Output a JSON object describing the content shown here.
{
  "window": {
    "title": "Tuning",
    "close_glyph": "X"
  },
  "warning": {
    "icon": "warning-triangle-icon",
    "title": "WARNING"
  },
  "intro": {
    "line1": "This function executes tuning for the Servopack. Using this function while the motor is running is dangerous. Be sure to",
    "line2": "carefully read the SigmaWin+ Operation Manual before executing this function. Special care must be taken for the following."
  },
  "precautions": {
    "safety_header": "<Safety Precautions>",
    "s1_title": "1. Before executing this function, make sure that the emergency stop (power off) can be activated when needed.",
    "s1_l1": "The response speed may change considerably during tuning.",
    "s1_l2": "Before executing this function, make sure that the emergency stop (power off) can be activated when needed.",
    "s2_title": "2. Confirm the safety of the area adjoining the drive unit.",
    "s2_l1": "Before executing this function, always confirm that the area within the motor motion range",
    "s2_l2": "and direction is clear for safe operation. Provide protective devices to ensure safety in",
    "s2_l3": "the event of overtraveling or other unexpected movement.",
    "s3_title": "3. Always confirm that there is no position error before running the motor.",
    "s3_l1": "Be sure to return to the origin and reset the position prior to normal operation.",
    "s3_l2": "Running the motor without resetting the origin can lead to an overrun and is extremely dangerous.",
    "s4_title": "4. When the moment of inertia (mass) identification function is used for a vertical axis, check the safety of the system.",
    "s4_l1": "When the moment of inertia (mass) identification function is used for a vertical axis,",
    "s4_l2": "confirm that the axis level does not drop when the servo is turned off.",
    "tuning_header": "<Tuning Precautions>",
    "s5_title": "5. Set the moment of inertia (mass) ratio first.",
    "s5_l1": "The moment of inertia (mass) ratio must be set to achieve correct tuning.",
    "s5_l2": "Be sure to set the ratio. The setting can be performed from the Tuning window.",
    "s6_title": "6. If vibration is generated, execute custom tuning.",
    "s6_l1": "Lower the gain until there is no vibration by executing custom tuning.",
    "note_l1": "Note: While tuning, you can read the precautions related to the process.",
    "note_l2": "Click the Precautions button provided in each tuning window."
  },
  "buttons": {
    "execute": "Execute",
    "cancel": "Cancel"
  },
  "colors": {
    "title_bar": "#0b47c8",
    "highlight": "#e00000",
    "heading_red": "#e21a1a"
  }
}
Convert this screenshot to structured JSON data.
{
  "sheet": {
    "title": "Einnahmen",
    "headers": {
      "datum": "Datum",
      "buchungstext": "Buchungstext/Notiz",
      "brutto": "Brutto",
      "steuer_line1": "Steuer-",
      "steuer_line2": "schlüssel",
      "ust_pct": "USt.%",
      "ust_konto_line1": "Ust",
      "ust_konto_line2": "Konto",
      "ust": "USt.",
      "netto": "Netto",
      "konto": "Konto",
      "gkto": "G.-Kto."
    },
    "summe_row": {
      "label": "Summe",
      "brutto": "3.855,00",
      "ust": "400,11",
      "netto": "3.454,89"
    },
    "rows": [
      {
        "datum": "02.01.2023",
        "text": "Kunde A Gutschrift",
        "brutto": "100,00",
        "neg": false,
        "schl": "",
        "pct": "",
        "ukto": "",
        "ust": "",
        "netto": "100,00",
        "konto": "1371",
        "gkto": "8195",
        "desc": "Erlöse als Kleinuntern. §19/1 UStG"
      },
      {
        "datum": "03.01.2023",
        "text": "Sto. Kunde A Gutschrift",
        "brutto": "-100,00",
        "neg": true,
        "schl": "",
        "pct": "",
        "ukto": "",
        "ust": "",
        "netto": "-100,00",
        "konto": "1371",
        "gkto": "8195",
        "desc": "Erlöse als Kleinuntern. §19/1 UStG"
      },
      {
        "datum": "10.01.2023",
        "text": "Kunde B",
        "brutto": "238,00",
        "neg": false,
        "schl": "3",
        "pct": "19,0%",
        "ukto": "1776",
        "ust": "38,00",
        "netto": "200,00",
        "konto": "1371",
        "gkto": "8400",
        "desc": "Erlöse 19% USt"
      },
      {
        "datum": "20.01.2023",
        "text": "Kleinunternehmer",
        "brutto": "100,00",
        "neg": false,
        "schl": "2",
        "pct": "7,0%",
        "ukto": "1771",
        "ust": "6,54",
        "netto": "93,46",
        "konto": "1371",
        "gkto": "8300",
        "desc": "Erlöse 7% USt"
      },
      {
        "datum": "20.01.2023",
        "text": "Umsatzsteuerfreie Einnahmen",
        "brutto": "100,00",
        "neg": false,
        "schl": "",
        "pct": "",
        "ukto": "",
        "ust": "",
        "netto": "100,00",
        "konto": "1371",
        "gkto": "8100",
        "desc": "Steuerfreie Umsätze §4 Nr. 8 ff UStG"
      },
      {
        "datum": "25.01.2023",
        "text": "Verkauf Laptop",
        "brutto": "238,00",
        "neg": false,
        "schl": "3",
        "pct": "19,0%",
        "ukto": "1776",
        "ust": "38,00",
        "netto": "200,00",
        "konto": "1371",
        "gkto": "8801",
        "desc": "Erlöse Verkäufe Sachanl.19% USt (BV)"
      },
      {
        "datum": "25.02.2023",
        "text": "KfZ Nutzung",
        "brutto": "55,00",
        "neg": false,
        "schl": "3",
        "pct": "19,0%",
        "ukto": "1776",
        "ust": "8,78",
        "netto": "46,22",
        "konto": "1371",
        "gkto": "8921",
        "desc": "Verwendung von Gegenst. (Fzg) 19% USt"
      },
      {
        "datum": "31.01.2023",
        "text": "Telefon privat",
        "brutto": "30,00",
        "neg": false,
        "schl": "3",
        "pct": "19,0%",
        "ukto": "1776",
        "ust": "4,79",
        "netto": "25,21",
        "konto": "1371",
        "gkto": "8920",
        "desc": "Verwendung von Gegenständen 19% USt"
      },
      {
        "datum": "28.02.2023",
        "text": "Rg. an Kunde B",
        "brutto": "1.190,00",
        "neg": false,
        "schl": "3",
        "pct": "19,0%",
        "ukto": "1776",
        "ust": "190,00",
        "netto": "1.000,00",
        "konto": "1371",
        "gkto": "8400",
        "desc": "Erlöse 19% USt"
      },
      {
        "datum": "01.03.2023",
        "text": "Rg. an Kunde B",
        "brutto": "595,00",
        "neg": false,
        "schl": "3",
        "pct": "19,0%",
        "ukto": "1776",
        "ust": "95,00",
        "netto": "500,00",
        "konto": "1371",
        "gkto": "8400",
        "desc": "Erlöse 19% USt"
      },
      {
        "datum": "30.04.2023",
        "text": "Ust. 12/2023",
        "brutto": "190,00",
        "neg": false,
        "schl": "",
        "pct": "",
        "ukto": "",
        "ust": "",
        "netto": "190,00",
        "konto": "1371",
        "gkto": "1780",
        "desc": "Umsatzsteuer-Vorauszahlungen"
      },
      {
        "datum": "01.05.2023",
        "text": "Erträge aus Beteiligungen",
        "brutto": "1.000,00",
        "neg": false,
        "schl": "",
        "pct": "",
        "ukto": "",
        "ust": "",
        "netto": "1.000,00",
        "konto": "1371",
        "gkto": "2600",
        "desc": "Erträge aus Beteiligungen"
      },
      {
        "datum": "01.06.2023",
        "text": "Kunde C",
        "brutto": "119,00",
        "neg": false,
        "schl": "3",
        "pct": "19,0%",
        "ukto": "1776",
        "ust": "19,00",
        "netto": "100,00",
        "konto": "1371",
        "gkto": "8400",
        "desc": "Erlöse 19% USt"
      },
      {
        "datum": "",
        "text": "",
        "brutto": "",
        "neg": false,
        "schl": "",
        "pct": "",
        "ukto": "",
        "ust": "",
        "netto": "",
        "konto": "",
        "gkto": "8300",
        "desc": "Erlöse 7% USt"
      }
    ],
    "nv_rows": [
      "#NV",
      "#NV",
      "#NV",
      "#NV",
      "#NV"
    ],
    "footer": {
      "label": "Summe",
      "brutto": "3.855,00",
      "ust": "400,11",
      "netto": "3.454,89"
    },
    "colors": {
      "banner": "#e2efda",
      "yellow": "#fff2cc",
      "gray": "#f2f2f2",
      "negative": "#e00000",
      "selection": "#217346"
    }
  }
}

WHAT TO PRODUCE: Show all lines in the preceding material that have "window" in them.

RESULT FOR THIS TASK:
  "window": {
    "s5_l2": "Be sure to set the ratio. The setting can be performed from the Tuning window.",
    "note_l2": "Click the Precautions button provided in each tuning window."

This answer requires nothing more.